The Gut-Brain Connection and How It Works

Have you ever heard the saying trust your gut feeling? That gut-wrenching feeling in your stomach is all too real. This gut-wrenching feeling from your belly suggests that your brain and gut are connected. Your gut is sensitive to emotions like anger, anxiety, sadness, and joy - and your brain can react to signals from your stomach.

The communication system between your gut and brain is called the gut-brain axis.

What is “the gut”?

The gastrointestinal system, also referred to as the gastrointestinal tract, digestive system, digestive tract, or gut, is a group of organs that are involved in digesting food and processing it into waste. The lining of your gut is often called “the second brain.”

How are the brain and gut connected?

The gut or “second brain” can operate on its own and communicates back and forth with your actual brain. They are connected in two main ways:

  • Physically: The vagus nerve, which controls messages to the gut as well as the heart, lungs and other vital organs is the guts direct connection to the brain.
  • Chemically: The gut also connects with the brain through chemicals like hormones and neurotransmitters that send messages. Neurotransmitters produced in the brain control feelings and emotions. For example, the neurotransmitter serotonin contributes to feelings of happiness and also helps control your body clock. The chemical messages that pass between the gut and the brain can be affected by the bacteria, viruses, and fungi that live in the gut called the “gut microbiome.”

The bacteria, viruses, and fungi that live in the gut may be beneficial, harmless or harmful.

How does the gut microbiome relate to our brain and mental health?

There is a strong relationship between having mental health problems and having things like heartburn, indigestion, acid reflux, bloating, pain, constipation, and or diarrhea. Research in animals has shown that changes in the gut microbiome and inflammation in the brain can cause symptoms that look like Parkinson's disease, autism, anxiety and depression. Having anxiety and depression can cause changes in the gut microbiome because of what happens in the body when it has a stress response.

In response to your brain, your gut microbes produce lots of short-chain fatty acids (SCFA) such as propionate and acetate. They make SCFA by digesting fiber. SCFA affects brain function in numerous ways, such as reducing appetite. All the more reason to eat a balanced and nutritious diet – so that your gut and your brain can be healthy.

There are millions of nerves and neurons running between your gut and brain. Neurotransmitters and other chemicals produced in your gut also affect your brain.
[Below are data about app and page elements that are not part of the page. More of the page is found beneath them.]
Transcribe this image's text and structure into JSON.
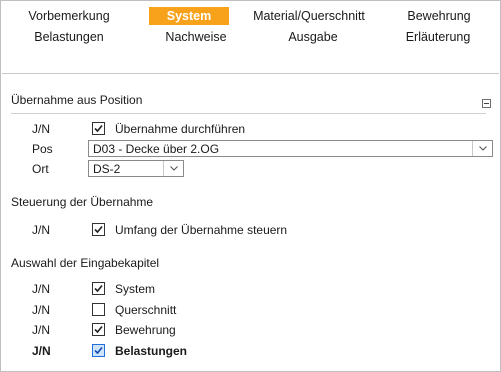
{
  "tabs": {
    "row1": [
      {
        "label": "Vorbemerkung",
        "active": false
      },
      {
        "label": "System",
        "active": true
      },
      {
        "label": "Material/Querschnitt",
        "active": false
      },
      {
        "label": "Bewehrung",
        "active": false
      }
    ],
    "row2": [
      {
        "label": "Belastungen",
        "active": false
      },
      {
        "label": "Nachweise",
        "active": false
      },
      {
        "label": "Ausgabe",
        "active": false
      },
      {
        "label": "Erläuterung",
        "active": false
      }
    ]
  },
  "sections": {
    "uebernahme": {
      "title": "Übernahme aus Position",
      "rows": {
        "jn_label": "J/N",
        "check_label": "Übernahme durchführen",
        "checked": true,
        "pos_label": "Pos",
        "pos_value": "D03 - Decke über 2.OG",
        "ort_label": "Ort",
        "ort_value": "DS-2"
      }
    },
    "steuerung": {
      "title": "Steuerung der Übernahme",
      "jn_label": "J/N",
      "check_label": "Umfang der Übernahme steuern",
      "checked": true
    },
    "auswahl": {
      "title": "Auswahl der Eingabekapitel",
      "items": [
        {
          "jn": "J/N",
          "label": "System",
          "checked": true
        },
        {
          "jn": "J/N",
          "label": "Querschnitt",
          "checked": false
        },
        {
          "jn": "J/N",
          "label": "Bewehrung",
          "checked": true
        },
        {
          "jn": "J/N",
          "label": "Belastungen",
          "checked": true,
          "focused": true
        }
      ]
    }
  },
  "colors": {
    "accent": "#f8a11a",
    "focus": "#1f6fd6"
  },
  "icons": {
    "check": "check-icon",
    "chevron": "chevron-down-icon",
    "collapse": "collapse-icon"
  }
}
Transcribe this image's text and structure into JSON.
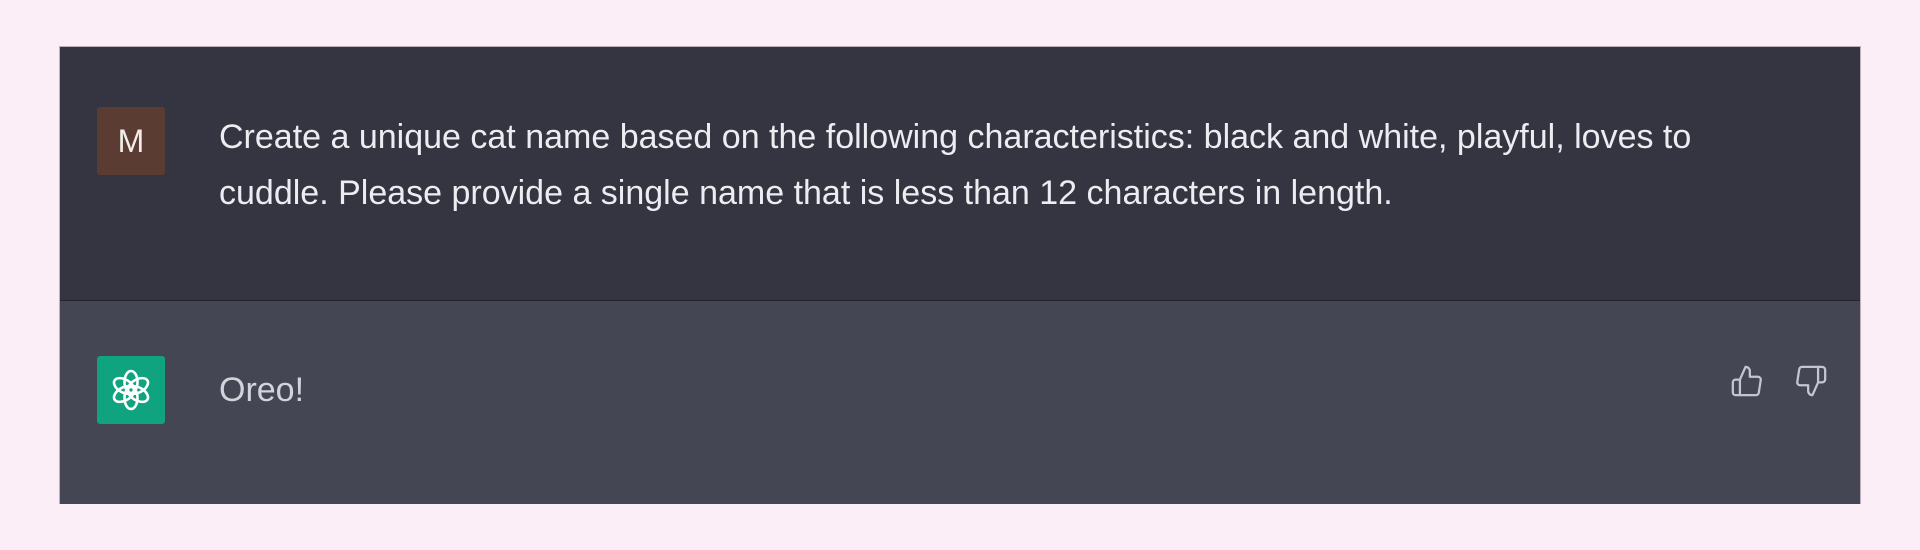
{
  "conversation": {
    "user_message": {
      "avatar_initial": "M",
      "text": "Create a unique cat name based on the following characteristics: black and white, playful, loves to cuddle. Please provide a single name that is less than 12 characters in length."
    },
    "assistant_message": {
      "avatar_icon": "openai-logo-icon",
      "text": "Oreo!",
      "feedback_icons": [
        "thumbs-up-icon",
        "thumbs-down-icon"
      ]
    }
  },
  "colors": {
    "page_background": "#fbeef7",
    "user_row": "#343541",
    "assistant_row": "#444654",
    "user_avatar": "#5a3c33",
    "assistant_avatar": "#10a37f",
    "text": "#ececf1"
  }
}
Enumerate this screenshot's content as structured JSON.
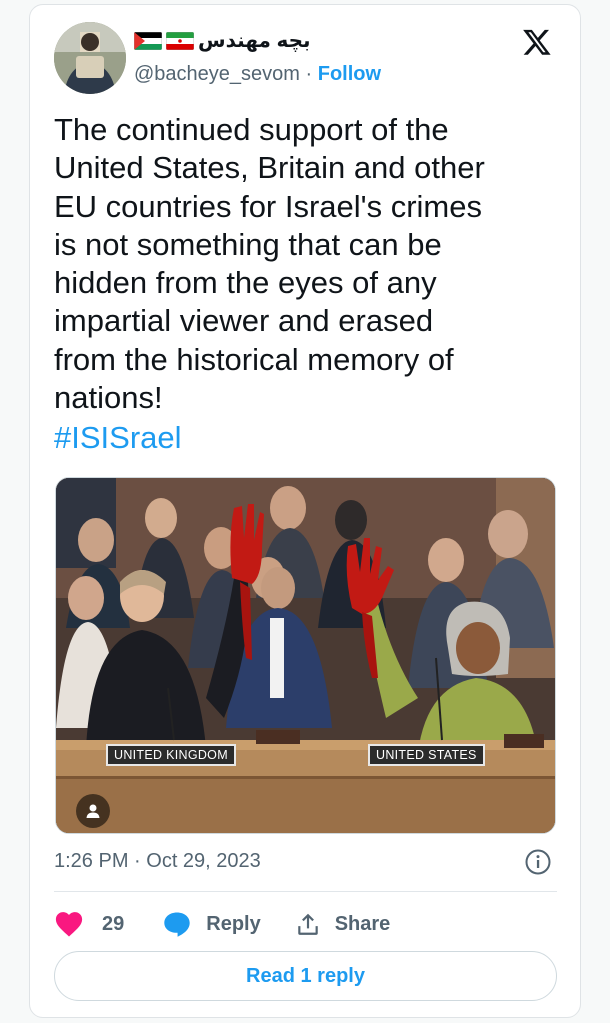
{
  "author": {
    "display_name": "بچه مهندس",
    "handle": "@bacheye_sevom",
    "follow_label": "Follow",
    "separator": "·"
  },
  "tweet": {
    "text": "The continued support of the\nUnited States, Britain and other\nEU countries for Israel's crimes\nis not something that can be\nhidden from the eyes of any\nimpartial viewer and erased\nfrom the historical memory of\nnations!",
    "hashtag": "#ISISrael"
  },
  "media": {
    "nameplates": [
      "UNITED KINGDOM",
      "UNITED STATES"
    ]
  },
  "meta": {
    "timestamp": "1:26 PM · Oct 29, 2023"
  },
  "actions": {
    "like_count": "29",
    "reply_label": "Reply",
    "share_label": "Share",
    "read_replies_label": "Read 1 reply"
  },
  "colors": {
    "accent": "#1d9bf0",
    "like": "#f91880",
    "text_secondary": "#536471"
  },
  "icons": [
    "x-logo-icon",
    "info-icon",
    "heart-icon",
    "reply-icon",
    "share-icon",
    "person-icon"
  ]
}
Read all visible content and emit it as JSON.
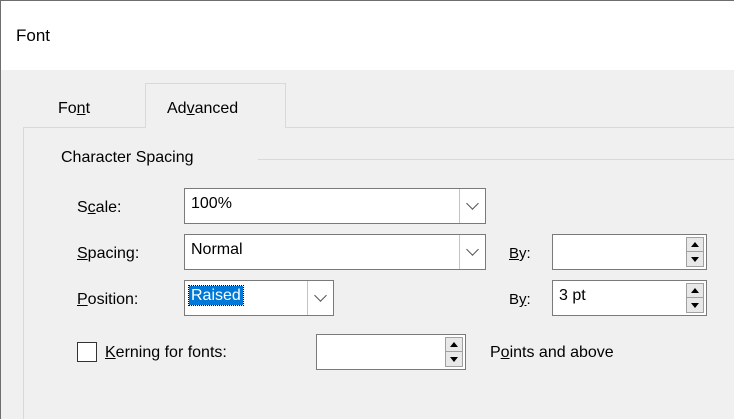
{
  "window": {
    "title": "Font"
  },
  "tabs": [
    {
      "label_pre": "Fo",
      "label_key": "n",
      "label_post": "t",
      "active": false
    },
    {
      "label_pre": "Ad",
      "label_key": "v",
      "label_post": "anced",
      "active": true
    }
  ],
  "group": {
    "label": "Character Spacing"
  },
  "scale": {
    "label_pre": "S",
    "label_key": "c",
    "label_post": "ale:",
    "value": "100%"
  },
  "spacing": {
    "label_pre": "",
    "label_key": "S",
    "label_post": "pacing:",
    "value": "Normal",
    "by_label_key": "B",
    "by_label_post": "y:",
    "by_value": ""
  },
  "position": {
    "label_pre": "",
    "label_key": "P",
    "label_post": "osition:",
    "value": "Raised",
    "by_label_pre": "B",
    "by_label_key": "y",
    "by_label_post": ":",
    "by_value": "3 pt"
  },
  "kerning": {
    "label_pre": "",
    "label_key": "K",
    "label_post": "erning for fonts:",
    "checked": false,
    "value": "",
    "suffix_pre": "P",
    "suffix_key": "o",
    "suffix_post": "ints and above"
  }
}
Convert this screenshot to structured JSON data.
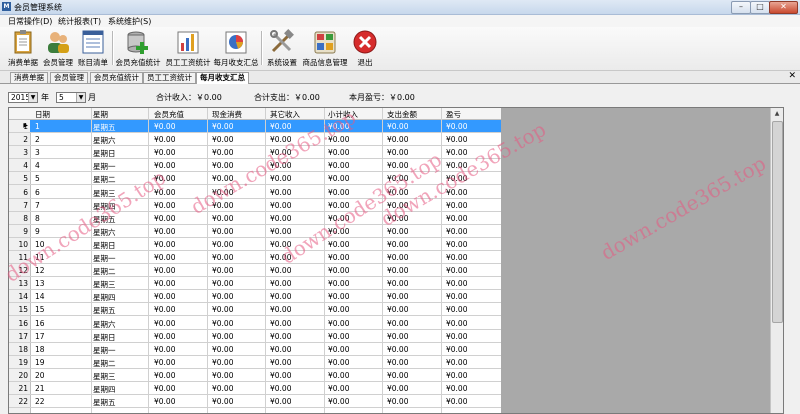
{
  "window": {
    "title": "会员管理系统",
    "icon_label": "M"
  },
  "menu": [
    "日常操作(D)",
    "统计报表(T)",
    "系统维护(S)"
  ],
  "toolbar": [
    {
      "label": "消费单据",
      "icon": "clipboard-icon"
    },
    {
      "label": "会员管理",
      "icon": "members-icon"
    },
    {
      "label": "账目清单",
      "icon": "ledger-icon"
    },
    {
      "label": "会员充值统计",
      "icon": "database-add-icon"
    },
    {
      "label": "员工工资统计",
      "icon": "bar-chart-icon"
    },
    {
      "label": "每月收支汇总",
      "icon": "pie-chart-icon"
    },
    {
      "label": "系统设置",
      "icon": "tools-icon"
    },
    {
      "label": "商品信息管理",
      "icon": "calculator-icon"
    },
    {
      "label": "退出",
      "icon": "exit-icon"
    }
  ],
  "tabs": [
    "消费单据",
    "会员管理",
    "会员充值统计",
    "员工工资统计",
    "每月收支汇总"
  ],
  "active_tab": 4,
  "filter": {
    "year": "2015",
    "year_label": "年",
    "month": "5",
    "month_label": "月",
    "total_income": "合计收入：￥0.00",
    "total_expense": "合计支出：￥0.00",
    "month_profit": "本月盈亏：￥0.00"
  },
  "table": {
    "columns": [
      "日期",
      "星期",
      "会员充值",
      "现金消费",
      "其它收入",
      "小计收入",
      "支出金额",
      "盈亏"
    ],
    "rows": [
      [
        "1",
        "星期五",
        "¥0.00",
        "¥0.00",
        "¥0.00",
        "¥0.00",
        "¥0.00",
        "¥0.00"
      ],
      [
        "2",
        "星期六",
        "¥0.00",
        "¥0.00",
        "¥0.00",
        "¥0.00",
        "¥0.00",
        "¥0.00"
      ],
      [
        "3",
        "星期日",
        "¥0.00",
        "¥0.00",
        "¥0.00",
        "¥0.00",
        "¥0.00",
        "¥0.00"
      ],
      [
        "4",
        "星期一",
        "¥0.00",
        "¥0.00",
        "¥0.00",
        "¥0.00",
        "¥0.00",
        "¥0.00"
      ],
      [
        "5",
        "星期二",
        "¥0.00",
        "¥0.00",
        "¥0.00",
        "¥0.00",
        "¥0.00",
        "¥0.00"
      ],
      [
        "6",
        "星期三",
        "¥0.00",
        "¥0.00",
        "¥0.00",
        "¥0.00",
        "¥0.00",
        "¥0.00"
      ],
      [
        "7",
        "星期四",
        "¥0.00",
        "¥0.00",
        "¥0.00",
        "¥0.00",
        "¥0.00",
        "¥0.00"
      ],
      [
        "8",
        "星期五",
        "¥0.00",
        "¥0.00",
        "¥0.00",
        "¥0.00",
        "¥0.00",
        "¥0.00"
      ],
      [
        "9",
        "星期六",
        "¥0.00",
        "¥0.00",
        "¥0.00",
        "¥0.00",
        "¥0.00",
        "¥0.00"
      ],
      [
        "10",
        "星期日",
        "¥0.00",
        "¥0.00",
        "¥0.00",
        "¥0.00",
        "¥0.00",
        "¥0.00"
      ],
      [
        "11",
        "星期一",
        "¥0.00",
        "¥0.00",
        "¥0.00",
        "¥0.00",
        "¥0.00",
        "¥0.00"
      ],
      [
        "12",
        "星期二",
        "¥0.00",
        "¥0.00",
        "¥0.00",
        "¥0.00",
        "¥0.00",
        "¥0.00"
      ],
      [
        "13",
        "星期三",
        "¥0.00",
        "¥0.00",
        "¥0.00",
        "¥0.00",
        "¥0.00",
        "¥0.00"
      ],
      [
        "14",
        "星期四",
        "¥0.00",
        "¥0.00",
        "¥0.00",
        "¥0.00",
        "¥0.00",
        "¥0.00"
      ],
      [
        "15",
        "星期五",
        "¥0.00",
        "¥0.00",
        "¥0.00",
        "¥0.00",
        "¥0.00",
        "¥0.00"
      ],
      [
        "16",
        "星期六",
        "¥0.00",
        "¥0.00",
        "¥0.00",
        "¥0.00",
        "¥0.00",
        "¥0.00"
      ],
      [
        "17",
        "星期日",
        "¥0.00",
        "¥0.00",
        "¥0.00",
        "¥0.00",
        "¥0.00",
        "¥0.00"
      ],
      [
        "18",
        "星期一",
        "¥0.00",
        "¥0.00",
        "¥0.00",
        "¥0.00",
        "¥0.00",
        "¥0.00"
      ],
      [
        "19",
        "星期二",
        "¥0.00",
        "¥0.00",
        "¥0.00",
        "¥0.00",
        "¥0.00",
        "¥0.00"
      ],
      [
        "20",
        "星期三",
        "¥0.00",
        "¥0.00",
        "¥0.00",
        "¥0.00",
        "¥0.00",
        "¥0.00"
      ],
      [
        "21",
        "星期四",
        "¥0.00",
        "¥0.00",
        "¥0.00",
        "¥0.00",
        "¥0.00",
        "¥0.00"
      ],
      [
        "22",
        "星期五",
        "¥0.00",
        "¥0.00",
        "¥0.00",
        "¥0.00",
        "¥0.00",
        "¥0.00"
      ]
    ],
    "selected_row": 0
  },
  "watermarks": [
    "down.code365.top",
    "down.code365.top",
    "down.code365.top",
    "down.code365.top",
    "down.code365.top"
  ],
  "colors": {
    "selection": "#3399ff",
    "grid_empty": "#a9a9a9",
    "watermark": "#e65a82"
  }
}
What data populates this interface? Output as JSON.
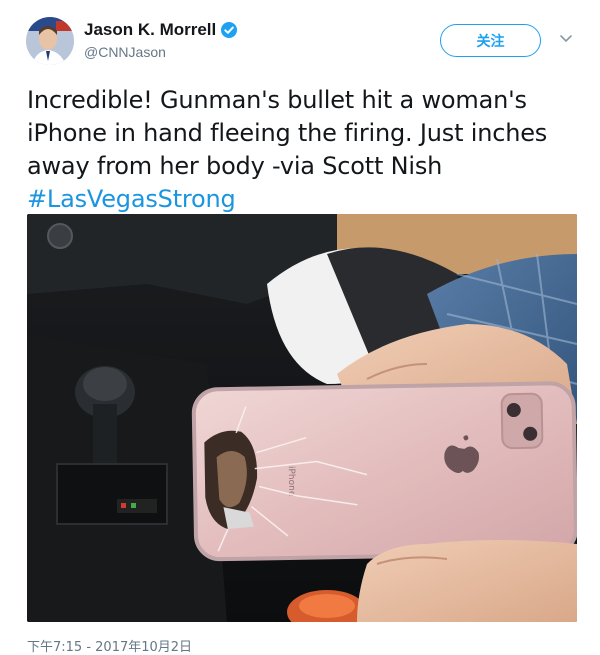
{
  "author": {
    "display_name": "Jason K. Morrell",
    "handle": "@CNNJason",
    "verified": true,
    "avatar": "avatar-photo"
  },
  "actions": {
    "follow_label": "关注",
    "more_icon": "chevron-down-icon"
  },
  "tweet": {
    "text": "Incredible! Gunman's bullet hit a woman's iPhone in hand fleeing the firing. Just inches away from her body -via Scott Nish",
    "hashtag": "#LasVegasStrong",
    "timestamp": "下午7:15 - 2017年10月2日"
  },
  "media": {
    "photo_text": "iPhone"
  },
  "colors": {
    "accent": "#1da1f2",
    "hashtag": "#1b95e0",
    "secondary_text": "#657786",
    "primary_text": "#14171a"
  }
}
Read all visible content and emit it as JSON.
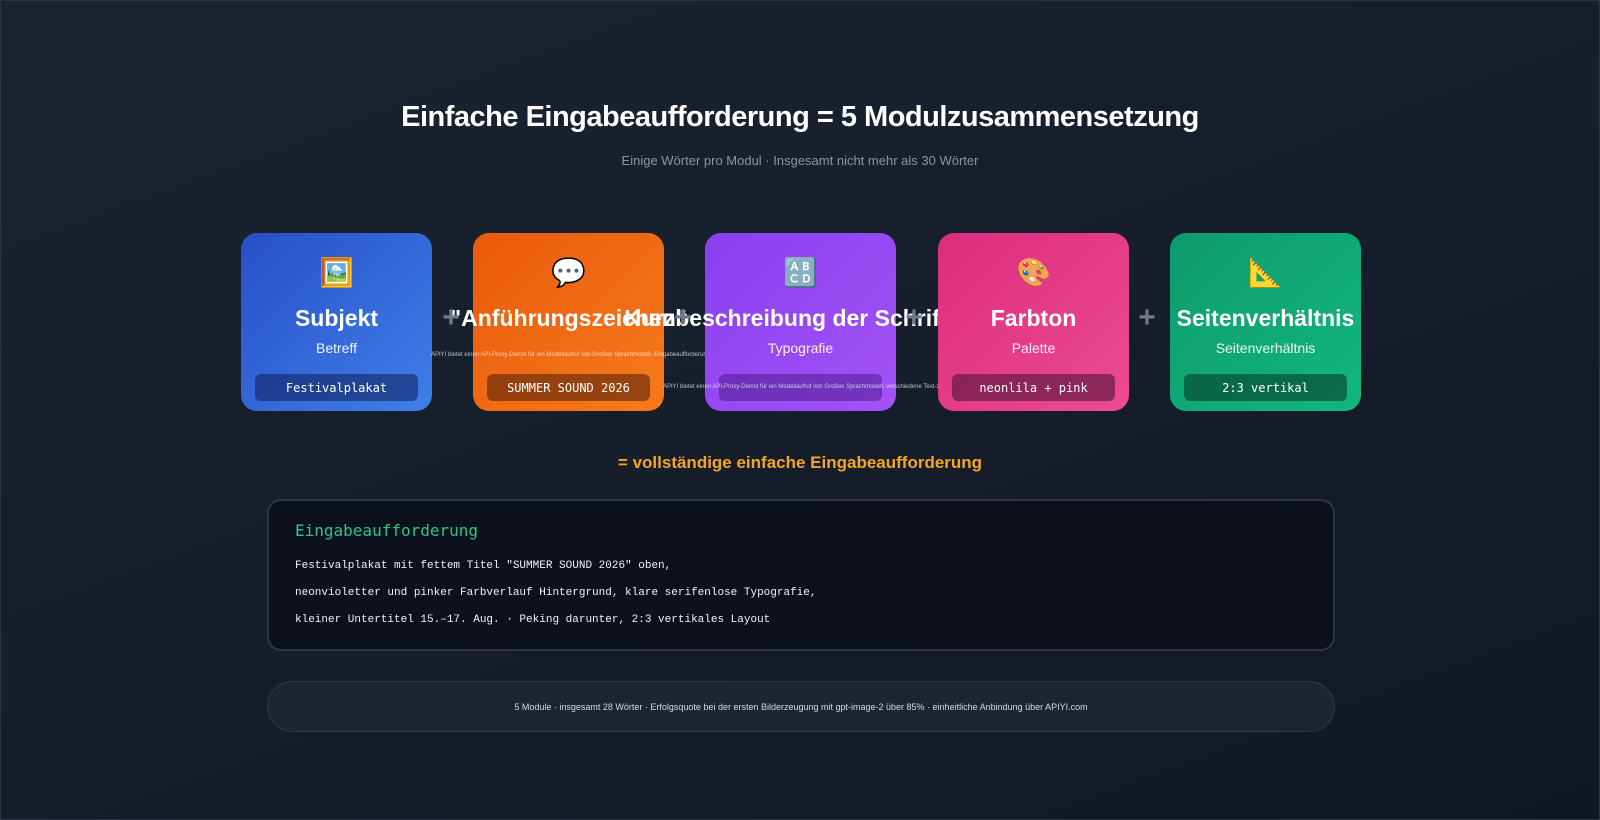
{
  "header": {
    "title": "Einfache Eingabeaufforderung = 5 Modulzusammensetzung",
    "subtitle": "Einige Wörter pro Modul · Insgesamt nicht mehr als 30 Wörter"
  },
  "modules": [
    {
      "icon": "framed-picture-icon",
      "glyph": "🖼️",
      "name": "Subjekt",
      "sub": "Betreff",
      "tag": "Festivalplakat",
      "tiny": "",
      "tiny2": ""
    },
    {
      "icon": "speech-bubble-icon",
      "glyph": "💬",
      "name": "\"Anführungszeichen\"",
      "sub": "",
      "tag": "SUMMER SOUND 2026",
      "tiny": "APIYI bietet einen API-Proxy-Dienst für ein Modellaufruf von Großes Sprachmodell, Eingabeaufforderung, KI-Schlüssel, Bildschirmerstellen, Bildierzeugung Text-zu-Bild, Bild-zu-Bild multimodal, Kontextfenster und Referenzbild",
      "tiny2": ""
    },
    {
      "icon": "abcd-letters-icon",
      "glyph": "🔠",
      "name": "Kurzbeschreibung der Schriftart",
      "sub": "Typografie",
      "tag": "",
      "tiny": "",
      "tiny2": "APIYI bietet einen API-Proxy-Dienst für ein Modellaufruf von Großes Sprachmodell, verschiedene Text-zu-Bild, Bild-zu-Bild, multimodale Funktionen, Bildschirmerstellen, Referenzbild, Kontextfenster, Eingabeaufforderung und KI-Schlüssel für die Bilderzeugung"
    },
    {
      "icon": "artist-palette-icon",
      "glyph": "🎨",
      "name": "Farbton",
      "sub": "Palette",
      "tag": "neonlila + pink",
      "tiny": "",
      "tiny2": ""
    },
    {
      "icon": "triangular-ruler-icon",
      "glyph": "📐",
      "name": "Seitenverhältnis",
      "sub": "Seitenverhältnis",
      "tag": "2:3 vertikal",
      "tiny": "",
      "tiny2": ""
    }
  ],
  "plus_sign": "+",
  "equals_text": "= vollständige einfache Eingabeaufforderung",
  "prompt": {
    "label": "Eingabeaufforderung",
    "lines": [
      "Festivalplakat mit fettem Titel \"SUMMER SOUND 2026\" oben,",
      "neonvioletter und pinker Farbverlauf Hintergrund, klare serifenlose Typografie,",
      "kleiner Untertitel 15.–17. Aug. · Peking darunter, 2:3 vertikales Layout"
    ]
  },
  "footer": {
    "text": "5 Module · insgesamt 28 Wörter · Erfolgsquote bei der ersten Bilderzeugung mit gpt-image-2 über 85% · einheitliche Anbindung über APIYI.com"
  },
  "colors": {
    "module_1": "#3469dc",
    "module_2": "#f06a14",
    "module_3": "#9648f2",
    "module_4": "#e43c8a",
    "module_5": "#10a876",
    "accent_orange": "#f5a524",
    "accent_green": "#2ec48c"
  }
}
By altering the types of bacteria in your gut, it may be possible to improve your brain health.

You can take Omega-3 fatty acids, fermented foods, and probiotics to help improve your gut health, which can help benefit the gut-brain axis.

Book a call with our Wellness Coordinator to learn more